**Instructions for the task:** Find every line below with the string "size" and pick it out.
Start of Excerpted records
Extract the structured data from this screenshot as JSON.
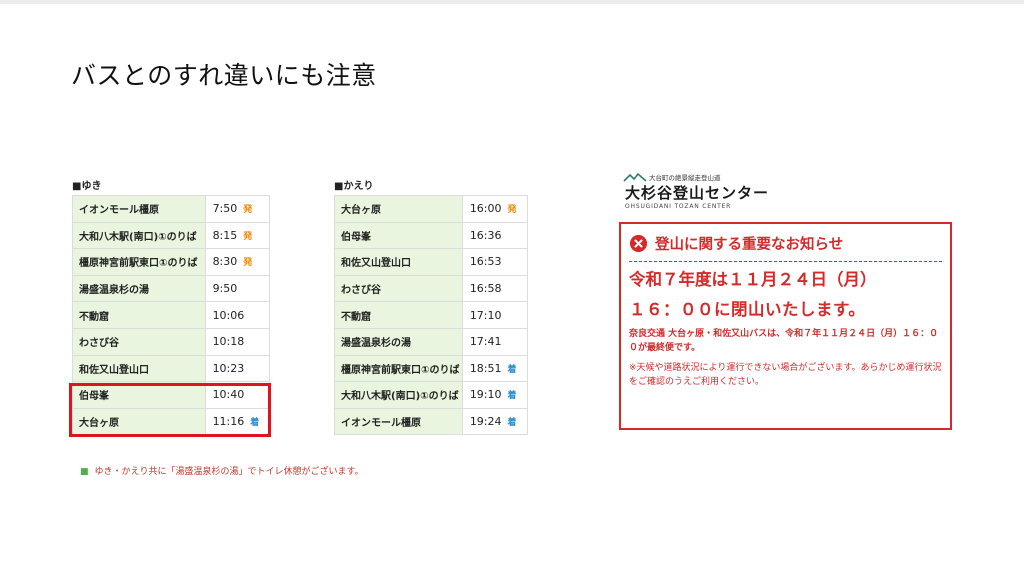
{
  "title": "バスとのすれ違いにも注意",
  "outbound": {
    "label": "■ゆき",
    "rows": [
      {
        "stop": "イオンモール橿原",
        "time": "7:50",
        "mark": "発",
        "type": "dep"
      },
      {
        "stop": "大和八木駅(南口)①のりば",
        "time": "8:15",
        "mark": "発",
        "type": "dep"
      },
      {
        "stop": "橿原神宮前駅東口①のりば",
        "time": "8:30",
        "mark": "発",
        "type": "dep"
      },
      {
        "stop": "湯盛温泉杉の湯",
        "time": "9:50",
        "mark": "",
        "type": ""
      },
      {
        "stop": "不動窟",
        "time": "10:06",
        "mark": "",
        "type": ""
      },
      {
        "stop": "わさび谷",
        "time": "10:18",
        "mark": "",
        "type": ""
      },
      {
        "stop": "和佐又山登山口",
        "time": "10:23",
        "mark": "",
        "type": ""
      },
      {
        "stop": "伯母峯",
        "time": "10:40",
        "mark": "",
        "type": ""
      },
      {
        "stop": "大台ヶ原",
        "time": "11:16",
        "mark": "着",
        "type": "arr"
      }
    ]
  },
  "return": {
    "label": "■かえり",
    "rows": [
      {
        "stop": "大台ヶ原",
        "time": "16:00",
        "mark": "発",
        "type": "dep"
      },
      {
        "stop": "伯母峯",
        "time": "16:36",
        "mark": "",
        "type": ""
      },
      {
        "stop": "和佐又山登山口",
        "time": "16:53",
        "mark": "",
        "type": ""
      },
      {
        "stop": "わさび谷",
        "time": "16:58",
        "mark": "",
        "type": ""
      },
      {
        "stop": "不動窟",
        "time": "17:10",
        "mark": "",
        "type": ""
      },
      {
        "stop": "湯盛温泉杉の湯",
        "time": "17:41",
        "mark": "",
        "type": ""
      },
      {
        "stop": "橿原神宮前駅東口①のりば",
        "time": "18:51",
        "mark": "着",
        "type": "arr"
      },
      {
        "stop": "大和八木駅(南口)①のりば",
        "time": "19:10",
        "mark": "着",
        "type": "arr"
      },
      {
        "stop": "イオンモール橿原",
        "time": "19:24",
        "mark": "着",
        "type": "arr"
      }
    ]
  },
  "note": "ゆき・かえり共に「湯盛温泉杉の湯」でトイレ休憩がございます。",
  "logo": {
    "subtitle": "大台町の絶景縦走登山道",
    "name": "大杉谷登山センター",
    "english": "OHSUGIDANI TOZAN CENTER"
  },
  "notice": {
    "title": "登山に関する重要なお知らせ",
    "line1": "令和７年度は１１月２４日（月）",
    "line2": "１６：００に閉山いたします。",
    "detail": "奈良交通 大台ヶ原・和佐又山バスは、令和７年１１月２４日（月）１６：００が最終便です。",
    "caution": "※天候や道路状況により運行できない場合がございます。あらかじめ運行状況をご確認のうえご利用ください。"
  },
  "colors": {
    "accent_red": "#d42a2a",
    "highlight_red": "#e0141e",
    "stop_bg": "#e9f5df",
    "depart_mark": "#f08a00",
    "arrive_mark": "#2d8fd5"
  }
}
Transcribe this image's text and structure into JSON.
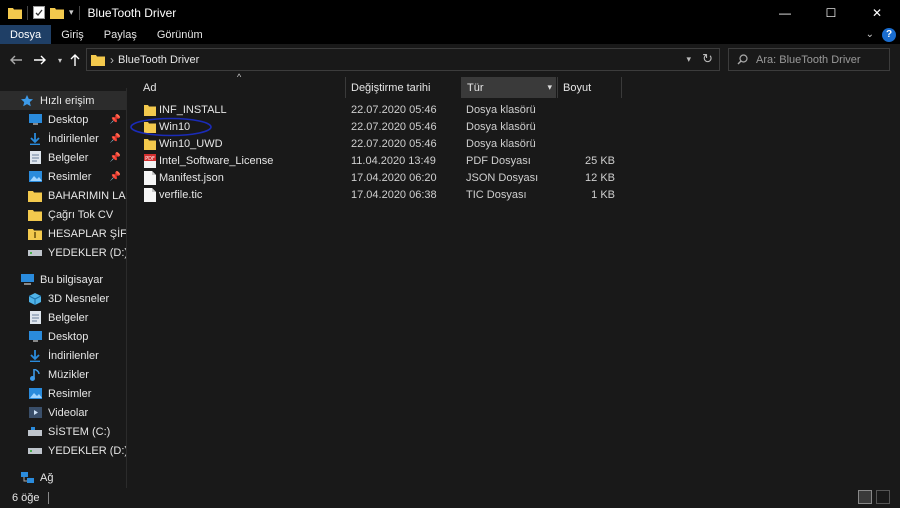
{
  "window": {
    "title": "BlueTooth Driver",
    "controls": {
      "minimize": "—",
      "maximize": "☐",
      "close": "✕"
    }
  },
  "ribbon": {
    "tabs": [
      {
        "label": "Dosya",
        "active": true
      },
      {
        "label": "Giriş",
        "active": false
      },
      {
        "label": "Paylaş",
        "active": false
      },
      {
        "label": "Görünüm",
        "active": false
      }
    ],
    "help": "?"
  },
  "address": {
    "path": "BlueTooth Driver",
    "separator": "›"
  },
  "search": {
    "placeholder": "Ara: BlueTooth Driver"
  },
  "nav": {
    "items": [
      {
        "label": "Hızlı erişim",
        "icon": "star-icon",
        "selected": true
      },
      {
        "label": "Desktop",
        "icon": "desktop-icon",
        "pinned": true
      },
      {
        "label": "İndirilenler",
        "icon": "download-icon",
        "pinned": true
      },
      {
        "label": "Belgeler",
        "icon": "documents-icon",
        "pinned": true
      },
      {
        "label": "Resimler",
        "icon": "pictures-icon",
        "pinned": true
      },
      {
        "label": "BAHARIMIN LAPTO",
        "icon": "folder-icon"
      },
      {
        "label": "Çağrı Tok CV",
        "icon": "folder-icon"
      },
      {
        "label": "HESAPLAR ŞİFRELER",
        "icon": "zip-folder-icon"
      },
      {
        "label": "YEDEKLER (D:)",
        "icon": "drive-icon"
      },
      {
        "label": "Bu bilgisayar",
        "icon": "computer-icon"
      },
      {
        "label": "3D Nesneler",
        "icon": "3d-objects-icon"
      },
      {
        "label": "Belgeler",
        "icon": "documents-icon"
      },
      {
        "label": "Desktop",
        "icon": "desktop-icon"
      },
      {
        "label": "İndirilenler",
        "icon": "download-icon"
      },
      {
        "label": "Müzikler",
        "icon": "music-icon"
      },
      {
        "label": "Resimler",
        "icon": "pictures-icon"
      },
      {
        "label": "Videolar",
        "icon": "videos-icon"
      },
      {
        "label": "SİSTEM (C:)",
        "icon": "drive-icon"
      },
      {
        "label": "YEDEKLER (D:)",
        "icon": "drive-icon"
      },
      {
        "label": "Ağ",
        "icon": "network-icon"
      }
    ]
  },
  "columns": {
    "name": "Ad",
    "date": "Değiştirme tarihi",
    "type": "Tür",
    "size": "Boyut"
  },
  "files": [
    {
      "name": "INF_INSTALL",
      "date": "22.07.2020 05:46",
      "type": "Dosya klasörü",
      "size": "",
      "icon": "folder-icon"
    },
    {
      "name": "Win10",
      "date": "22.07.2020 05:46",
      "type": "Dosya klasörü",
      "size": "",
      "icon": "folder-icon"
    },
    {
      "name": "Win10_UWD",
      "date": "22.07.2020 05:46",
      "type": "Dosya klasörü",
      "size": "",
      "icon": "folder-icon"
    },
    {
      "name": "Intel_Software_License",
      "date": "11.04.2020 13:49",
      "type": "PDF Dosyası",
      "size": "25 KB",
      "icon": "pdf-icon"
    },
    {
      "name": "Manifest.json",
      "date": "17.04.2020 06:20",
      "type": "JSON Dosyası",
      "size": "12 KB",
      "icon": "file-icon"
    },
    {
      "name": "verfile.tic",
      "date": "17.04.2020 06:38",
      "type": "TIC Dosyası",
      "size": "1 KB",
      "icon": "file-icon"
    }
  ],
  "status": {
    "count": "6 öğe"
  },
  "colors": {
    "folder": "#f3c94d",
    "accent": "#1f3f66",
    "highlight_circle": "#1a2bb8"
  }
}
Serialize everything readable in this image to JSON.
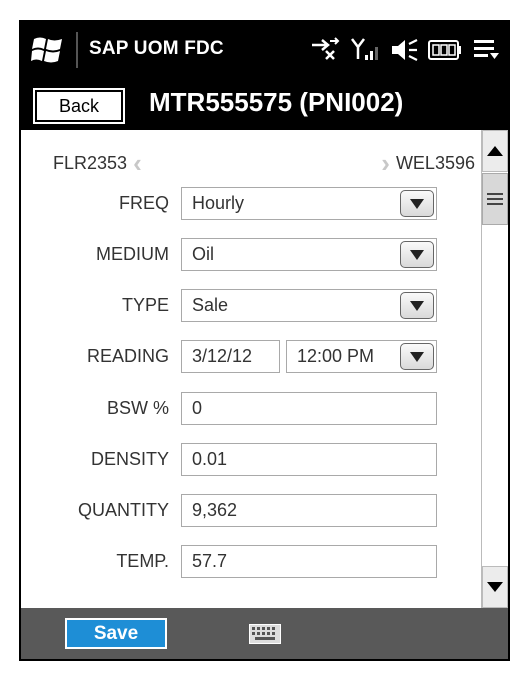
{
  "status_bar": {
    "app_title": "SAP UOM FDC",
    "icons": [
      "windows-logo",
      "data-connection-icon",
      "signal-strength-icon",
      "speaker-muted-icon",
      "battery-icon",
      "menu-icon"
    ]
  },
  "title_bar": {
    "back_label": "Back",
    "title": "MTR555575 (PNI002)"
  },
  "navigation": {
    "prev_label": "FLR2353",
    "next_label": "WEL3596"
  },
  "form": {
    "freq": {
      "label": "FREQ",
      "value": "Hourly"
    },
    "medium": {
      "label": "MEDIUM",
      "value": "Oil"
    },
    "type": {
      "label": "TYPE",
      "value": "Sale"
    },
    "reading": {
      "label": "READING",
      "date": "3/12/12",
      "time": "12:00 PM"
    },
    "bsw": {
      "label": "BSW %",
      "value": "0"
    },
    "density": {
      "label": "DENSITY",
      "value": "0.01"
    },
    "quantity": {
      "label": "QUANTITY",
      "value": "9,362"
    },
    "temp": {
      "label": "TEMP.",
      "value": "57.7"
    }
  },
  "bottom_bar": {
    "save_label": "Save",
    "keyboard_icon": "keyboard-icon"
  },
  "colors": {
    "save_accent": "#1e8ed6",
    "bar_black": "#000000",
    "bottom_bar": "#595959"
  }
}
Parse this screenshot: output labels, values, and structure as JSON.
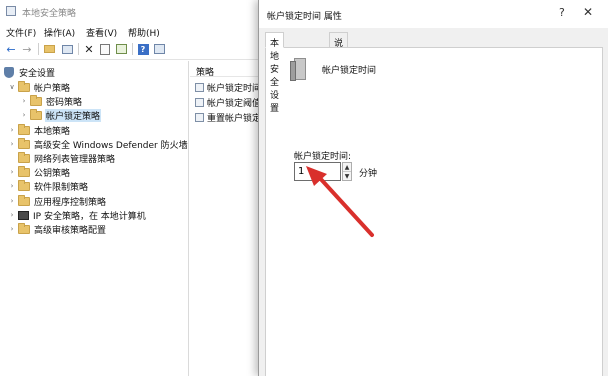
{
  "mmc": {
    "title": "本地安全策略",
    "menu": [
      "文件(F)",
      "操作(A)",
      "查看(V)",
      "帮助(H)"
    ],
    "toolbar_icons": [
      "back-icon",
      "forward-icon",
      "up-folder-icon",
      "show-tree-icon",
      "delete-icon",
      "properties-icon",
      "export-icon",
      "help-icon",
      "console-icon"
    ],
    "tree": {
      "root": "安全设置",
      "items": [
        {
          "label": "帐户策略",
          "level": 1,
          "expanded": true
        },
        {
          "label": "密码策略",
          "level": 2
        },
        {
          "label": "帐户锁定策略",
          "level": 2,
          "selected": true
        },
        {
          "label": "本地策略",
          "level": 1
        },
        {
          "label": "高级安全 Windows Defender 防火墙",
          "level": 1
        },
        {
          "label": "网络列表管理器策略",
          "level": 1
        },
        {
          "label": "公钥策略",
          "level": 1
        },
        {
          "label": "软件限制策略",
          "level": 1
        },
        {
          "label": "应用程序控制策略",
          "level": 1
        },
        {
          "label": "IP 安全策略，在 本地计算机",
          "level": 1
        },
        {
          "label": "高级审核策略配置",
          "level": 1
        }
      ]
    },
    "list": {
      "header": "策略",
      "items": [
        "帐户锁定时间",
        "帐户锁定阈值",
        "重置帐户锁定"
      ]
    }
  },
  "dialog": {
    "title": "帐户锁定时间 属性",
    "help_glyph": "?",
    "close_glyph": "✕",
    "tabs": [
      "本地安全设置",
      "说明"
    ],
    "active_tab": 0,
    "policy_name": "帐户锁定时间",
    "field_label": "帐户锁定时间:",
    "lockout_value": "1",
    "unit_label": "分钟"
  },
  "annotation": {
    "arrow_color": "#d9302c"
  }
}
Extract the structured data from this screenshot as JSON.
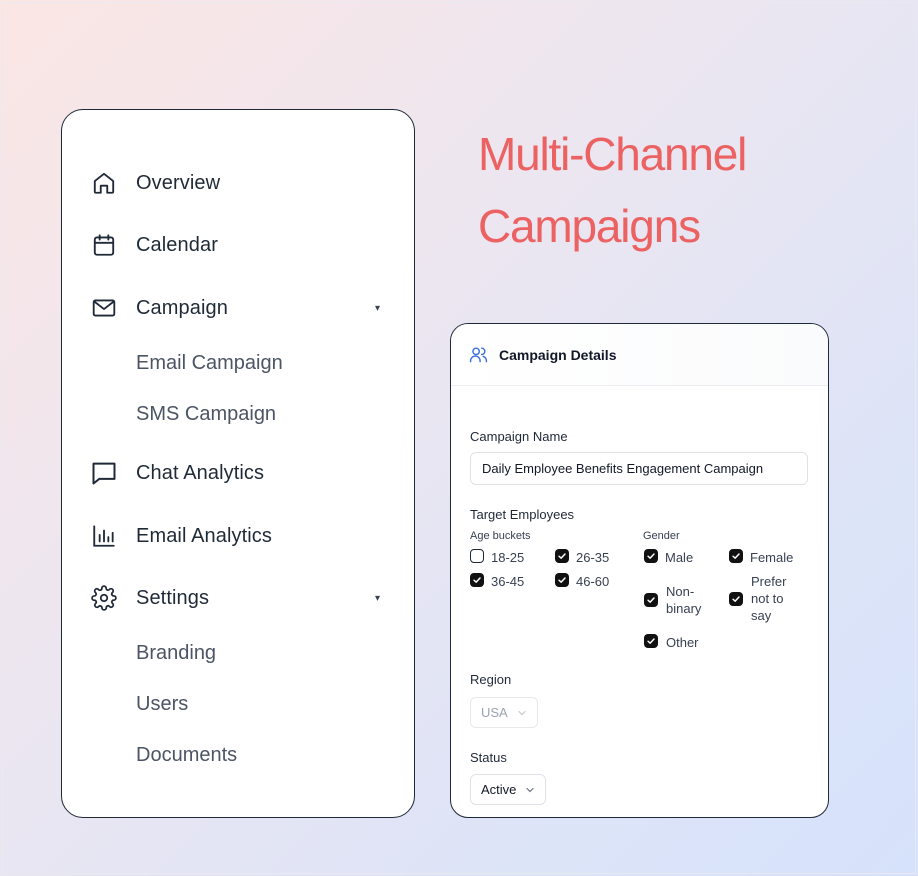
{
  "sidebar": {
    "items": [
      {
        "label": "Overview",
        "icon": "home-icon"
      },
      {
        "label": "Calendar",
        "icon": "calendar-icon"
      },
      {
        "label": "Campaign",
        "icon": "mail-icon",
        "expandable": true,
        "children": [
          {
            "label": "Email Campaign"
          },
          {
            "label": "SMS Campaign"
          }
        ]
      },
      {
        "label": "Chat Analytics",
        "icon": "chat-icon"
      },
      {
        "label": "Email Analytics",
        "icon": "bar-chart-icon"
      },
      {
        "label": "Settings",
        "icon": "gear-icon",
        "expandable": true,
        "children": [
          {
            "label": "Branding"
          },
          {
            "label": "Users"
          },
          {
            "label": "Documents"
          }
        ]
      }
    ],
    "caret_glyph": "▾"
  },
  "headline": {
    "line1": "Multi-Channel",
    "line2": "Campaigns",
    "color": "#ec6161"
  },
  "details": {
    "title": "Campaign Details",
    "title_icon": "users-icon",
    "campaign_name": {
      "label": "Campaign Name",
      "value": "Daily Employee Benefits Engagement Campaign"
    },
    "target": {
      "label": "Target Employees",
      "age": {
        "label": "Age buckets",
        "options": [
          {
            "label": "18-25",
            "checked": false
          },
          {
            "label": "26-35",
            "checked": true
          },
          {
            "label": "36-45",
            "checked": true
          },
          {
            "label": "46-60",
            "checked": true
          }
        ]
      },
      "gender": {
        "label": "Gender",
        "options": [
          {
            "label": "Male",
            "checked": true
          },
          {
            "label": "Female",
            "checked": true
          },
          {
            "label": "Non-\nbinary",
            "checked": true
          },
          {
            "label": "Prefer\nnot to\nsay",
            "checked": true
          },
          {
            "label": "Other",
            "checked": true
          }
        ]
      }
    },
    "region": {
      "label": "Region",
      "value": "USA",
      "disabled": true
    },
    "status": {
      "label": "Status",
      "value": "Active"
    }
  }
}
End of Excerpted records
**Result below:**
    "size": "Boyut"
      "size": "",
      "size": "",
      "size": "",
      "size": "25 KB",
      "size": "12 KB",
      "size": "1 KB",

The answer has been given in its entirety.